The Legend Of The Black Rice

This is a legend often narrated by the old folks living
in the town of Naujan in the island of Mindoro.

According to them, during the early Spanish times,
many merchandises flowing to the country were brought
in by the huge galleons coming all the way from Mexico.
On their return voyage to Mexico, they would in turn ship
out locally-made goods such as copra, tobacco and spices
out of the country. One time, one of these galleons carried
sacks of rice from Luzon and was to make a stopover in
Cebu before heading east all the way to Mexico. As the
ship passed by the turbulent waters surrounding Mindoro
to reach Cebu, a strong typhoon caughtup with it. The
ship, with all its men and crew and the cargo of rice capsized
and fell into the bottom of the sea. As time passed, the
whole incident was forgotten by everyone.
Sea. The waters turned black and even the once white sandy
beaches also became black in color.

When the storm subsided many of them proceeded
to the shore to have a closer look. As they neared the
shoreline, they were surprised to see piles upon piles of
small hills of what appeared to be black sands, When they
examined it, they found out they weren't exactly sands
after all. They were much larger in size, elongated and
resembled rice grains more than anything else they could
think of but for the black coating. One of them tried tasting
it as he popped a few beads into his mouth while everyone
watched. "It's rice!," he exclaimed as he was followed still
by another one of the elders who confirmed his finding.

Soon word got around and when everyone learned
it was rice grains, many of the women folks came running
with their bamboo sleves and filled them up with the dark
rice grains they gathered by handfuls. Then they brought
it home to strain and filter off the sands that became mixed
with grains. Some who remained doubtful took a bite
of the grains themselves to find true to their expectation
to taste like rice, before cooking them.

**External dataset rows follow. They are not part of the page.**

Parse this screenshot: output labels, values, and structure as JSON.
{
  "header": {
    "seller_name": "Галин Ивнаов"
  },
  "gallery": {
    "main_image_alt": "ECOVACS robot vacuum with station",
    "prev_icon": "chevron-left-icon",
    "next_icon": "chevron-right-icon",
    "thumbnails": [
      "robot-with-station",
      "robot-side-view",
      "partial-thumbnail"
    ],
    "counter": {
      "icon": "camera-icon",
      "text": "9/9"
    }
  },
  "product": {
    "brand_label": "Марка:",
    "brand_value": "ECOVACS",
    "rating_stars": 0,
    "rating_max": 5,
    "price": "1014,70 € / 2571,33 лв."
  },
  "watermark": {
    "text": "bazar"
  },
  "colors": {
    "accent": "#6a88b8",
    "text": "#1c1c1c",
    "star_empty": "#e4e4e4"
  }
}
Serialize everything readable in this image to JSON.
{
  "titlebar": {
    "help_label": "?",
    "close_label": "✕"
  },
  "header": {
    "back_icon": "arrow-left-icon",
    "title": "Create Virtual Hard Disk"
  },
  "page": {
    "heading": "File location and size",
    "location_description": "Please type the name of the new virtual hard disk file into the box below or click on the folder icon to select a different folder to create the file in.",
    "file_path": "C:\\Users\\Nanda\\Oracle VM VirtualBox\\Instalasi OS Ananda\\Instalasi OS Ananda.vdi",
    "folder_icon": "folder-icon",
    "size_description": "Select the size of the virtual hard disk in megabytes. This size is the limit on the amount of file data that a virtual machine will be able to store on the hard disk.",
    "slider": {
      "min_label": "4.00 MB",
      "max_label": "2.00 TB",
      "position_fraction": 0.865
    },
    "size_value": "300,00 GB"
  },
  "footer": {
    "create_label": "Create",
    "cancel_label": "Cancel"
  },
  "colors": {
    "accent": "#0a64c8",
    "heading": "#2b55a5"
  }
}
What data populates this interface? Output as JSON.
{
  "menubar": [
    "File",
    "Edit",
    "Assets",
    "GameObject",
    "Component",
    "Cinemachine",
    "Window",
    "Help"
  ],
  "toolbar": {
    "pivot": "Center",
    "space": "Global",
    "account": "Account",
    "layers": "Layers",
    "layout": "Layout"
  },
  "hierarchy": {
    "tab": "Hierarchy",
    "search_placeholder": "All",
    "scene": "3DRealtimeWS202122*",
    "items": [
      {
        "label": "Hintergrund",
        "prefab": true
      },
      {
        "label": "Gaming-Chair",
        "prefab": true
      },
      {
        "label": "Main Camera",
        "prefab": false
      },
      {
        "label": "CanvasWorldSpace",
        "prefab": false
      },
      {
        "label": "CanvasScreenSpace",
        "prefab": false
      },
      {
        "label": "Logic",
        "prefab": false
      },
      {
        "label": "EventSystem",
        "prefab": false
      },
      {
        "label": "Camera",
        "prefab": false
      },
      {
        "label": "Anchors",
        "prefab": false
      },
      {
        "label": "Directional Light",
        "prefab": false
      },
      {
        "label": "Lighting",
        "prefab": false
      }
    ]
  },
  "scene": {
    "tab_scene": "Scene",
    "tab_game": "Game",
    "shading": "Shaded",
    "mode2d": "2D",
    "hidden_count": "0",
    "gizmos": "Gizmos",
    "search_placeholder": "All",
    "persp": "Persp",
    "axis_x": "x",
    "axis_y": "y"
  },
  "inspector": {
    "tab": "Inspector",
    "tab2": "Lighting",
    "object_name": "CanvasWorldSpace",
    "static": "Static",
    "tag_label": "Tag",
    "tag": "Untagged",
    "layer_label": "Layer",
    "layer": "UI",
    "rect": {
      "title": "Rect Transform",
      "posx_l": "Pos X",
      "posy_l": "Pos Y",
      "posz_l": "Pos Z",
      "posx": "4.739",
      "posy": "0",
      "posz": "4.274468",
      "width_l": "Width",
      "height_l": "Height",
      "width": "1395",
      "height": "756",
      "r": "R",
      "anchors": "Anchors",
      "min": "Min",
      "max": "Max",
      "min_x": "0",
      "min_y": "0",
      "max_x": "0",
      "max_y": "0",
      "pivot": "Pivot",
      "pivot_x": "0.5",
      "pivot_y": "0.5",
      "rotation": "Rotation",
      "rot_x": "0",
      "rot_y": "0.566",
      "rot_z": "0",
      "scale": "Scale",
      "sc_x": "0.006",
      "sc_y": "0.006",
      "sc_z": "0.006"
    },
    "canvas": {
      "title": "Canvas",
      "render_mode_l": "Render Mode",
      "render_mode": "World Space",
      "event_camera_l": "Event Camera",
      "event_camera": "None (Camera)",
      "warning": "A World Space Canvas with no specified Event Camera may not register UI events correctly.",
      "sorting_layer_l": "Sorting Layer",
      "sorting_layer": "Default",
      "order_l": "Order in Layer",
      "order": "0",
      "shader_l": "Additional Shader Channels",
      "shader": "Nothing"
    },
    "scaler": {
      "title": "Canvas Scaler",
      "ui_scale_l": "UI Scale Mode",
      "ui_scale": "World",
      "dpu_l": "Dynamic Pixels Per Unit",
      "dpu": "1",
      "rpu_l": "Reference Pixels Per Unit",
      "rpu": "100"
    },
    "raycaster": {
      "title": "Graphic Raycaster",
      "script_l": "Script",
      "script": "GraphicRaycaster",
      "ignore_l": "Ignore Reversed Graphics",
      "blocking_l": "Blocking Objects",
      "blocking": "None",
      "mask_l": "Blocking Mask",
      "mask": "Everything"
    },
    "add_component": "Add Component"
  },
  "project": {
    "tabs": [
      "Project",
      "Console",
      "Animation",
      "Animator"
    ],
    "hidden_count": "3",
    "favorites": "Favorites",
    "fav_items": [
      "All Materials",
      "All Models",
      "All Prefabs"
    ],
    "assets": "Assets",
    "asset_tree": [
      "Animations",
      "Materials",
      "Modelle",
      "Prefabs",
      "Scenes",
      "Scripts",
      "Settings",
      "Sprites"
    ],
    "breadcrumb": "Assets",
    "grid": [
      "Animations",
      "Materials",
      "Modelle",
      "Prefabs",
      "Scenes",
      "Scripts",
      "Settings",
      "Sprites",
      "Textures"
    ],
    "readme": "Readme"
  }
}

Black Rice! God heard their call for help. And God
sent them help and did not abandon the village were the
shared sentiments fo the village folks who the more became
deeper in their faith in God. Why the rice turned black
remains a mystery to them, but that there was rice when
they need it most was held as a miracle.

Up to now, if one were to go to Naujan, Mindoro
once could still gather of these black rice along the shore
which tastes sweeter and yummier that oridinary white rice.

But there came a time when the village folks of
Naujan experienced famine in their lands. The locusts
destroyed all their crops that left them with no rice to
harvest upon which they depended on for their daily
sustenance. It would be a long time from the next planting
season. Thus, the people, led by the parish priest, thought
of conducting a prayer vigil. They brought out their patron
saint and carried the statue around the village, and
wherever they went the folks and other bystanders would
bow down and pray. Early the next morning the people
were awakened by gusty winds and raging rains. Those
a living close by the seashore had to shut offtheir windows.
Peeping out once or so from their windows, they were also
the first to notice the sudden change in the color of the
Sea. The waters turned black and even the once white sandy
beaches also became black in color.

When the storm subsided many of them proceeded
to the shore to have a closer look. As they neared the
shoreline, they were surprised to see piles upon piles of
small hills of what appeared to be black sands, When they
examined it, they found out they weren't exactly sands
after all. They were much larger in size, elongated and
resembled rice grains more than anything else they could
think of but for the black coating. One of them tried tasting
it as he popped a few beads into his mouth while everyone
watched. "It's rice!," he exclaimed as he was followed still
by another one of the elders who confirmed his finding.

Soon word got around and when everyone learned
it was rice grains, many of the women folks came running
with their bamboo sleves and filled them up with the dark
rice grains they gathered by handfuls. Then they brought
it home to strain and filter off the sands that became mixed
with grains. Some who remained doubtful took a bite
of the grains themselves to find true to their expectation
to taste like rice, before cooking them.

Black Rice! God heard their call for help. And God
sent them help and did not abandon the village were the
shared sentiments fo the village folks who the more became
deeper in their faith in God. Why the rice turned black
remains a mystery to them, but that there was rice when
they need it most was held as a miracle.

Up to now, if one were to go to Naujan, Mindoro
once could still gather of these black rice along the shore
which tastes sweeter and yummier that oridinary white rice.